**WHAT THE EXERCISE ASKS**
Produce an exact copy of all the data below, dropping every image.

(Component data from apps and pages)
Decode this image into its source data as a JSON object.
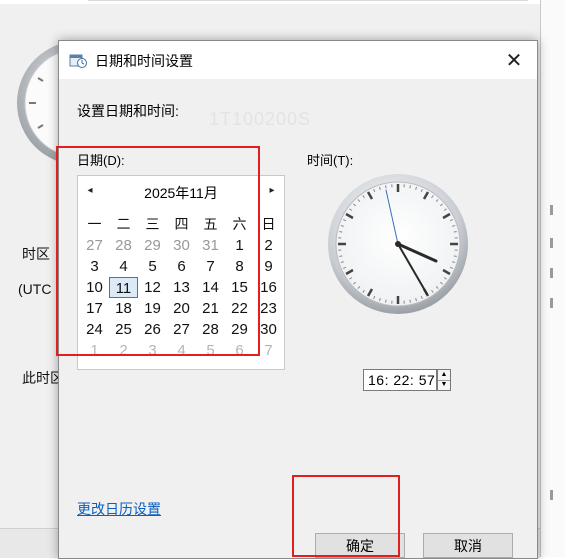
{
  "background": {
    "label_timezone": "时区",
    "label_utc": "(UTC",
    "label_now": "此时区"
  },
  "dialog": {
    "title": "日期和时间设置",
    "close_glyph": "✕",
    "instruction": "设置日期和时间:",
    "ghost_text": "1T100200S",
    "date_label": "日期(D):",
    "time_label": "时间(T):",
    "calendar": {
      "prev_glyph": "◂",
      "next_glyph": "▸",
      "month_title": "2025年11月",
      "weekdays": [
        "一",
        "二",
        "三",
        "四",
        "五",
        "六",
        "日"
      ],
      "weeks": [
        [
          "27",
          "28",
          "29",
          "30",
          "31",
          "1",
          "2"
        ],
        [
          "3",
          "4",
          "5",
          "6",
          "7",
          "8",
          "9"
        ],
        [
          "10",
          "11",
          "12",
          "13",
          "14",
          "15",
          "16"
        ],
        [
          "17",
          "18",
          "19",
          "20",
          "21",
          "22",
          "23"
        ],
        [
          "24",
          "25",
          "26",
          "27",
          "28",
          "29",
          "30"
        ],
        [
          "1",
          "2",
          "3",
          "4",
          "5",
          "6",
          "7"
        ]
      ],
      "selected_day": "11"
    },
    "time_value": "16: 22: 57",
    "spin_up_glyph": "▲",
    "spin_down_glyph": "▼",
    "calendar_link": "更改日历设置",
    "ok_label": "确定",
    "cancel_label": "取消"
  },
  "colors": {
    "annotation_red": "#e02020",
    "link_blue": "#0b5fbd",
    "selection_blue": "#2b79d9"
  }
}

**WRITTEN SOLUTION**
Decode this image into its source data as a JSON object.
{
  "background": {
    "label_timezone": "时区",
    "label_utc": "(UTC",
    "label_now": "此时区"
  },
  "dialog": {
    "title": "日期和时间设置",
    "close_glyph": "✕",
    "instruction": "设置日期和时间:",
    "ghost_text": "1T100200S",
    "date_label": "日期(D):",
    "time_label": "时间(T):",
    "calendar": {
      "prev_glyph": "◂",
      "next_glyph": "▸",
      "month_title": "2025年11月",
      "weekdays": [
        "一",
        "二",
        "三",
        "四",
        "五",
        "六",
        "日"
      ],
      "weeks": [
        [
          "27",
          "28",
          "29",
          "30",
          "31",
          "1",
          "2"
        ],
        [
          "3",
          "4",
          "5",
          "6",
          "7",
          "8",
          "9"
        ],
        [
          "10",
          "11",
          "12",
          "13",
          "14",
          "15",
          "16"
        ],
        [
          "17",
          "18",
          "19",
          "20",
          "21",
          "22",
          "23"
        ],
        [
          "24",
          "25",
          "26",
          "27",
          "28",
          "29",
          "30"
        ],
        [
          "1",
          "2",
          "3",
          "4",
          "5",
          "6",
          "7"
        ]
      ],
      "selected_day": "11"
    },
    "time_value": "16: 22: 57",
    "spin_up_glyph": "▲",
    "spin_down_glyph": "▼",
    "calendar_link": "更改日历设置",
    "ok_label": "确定",
    "cancel_label": "取消"
  },
  "colors": {
    "annotation_red": "#e02020",
    "link_blue": "#0b5fbd",
    "selection_blue": "#2b79d9"
  }
}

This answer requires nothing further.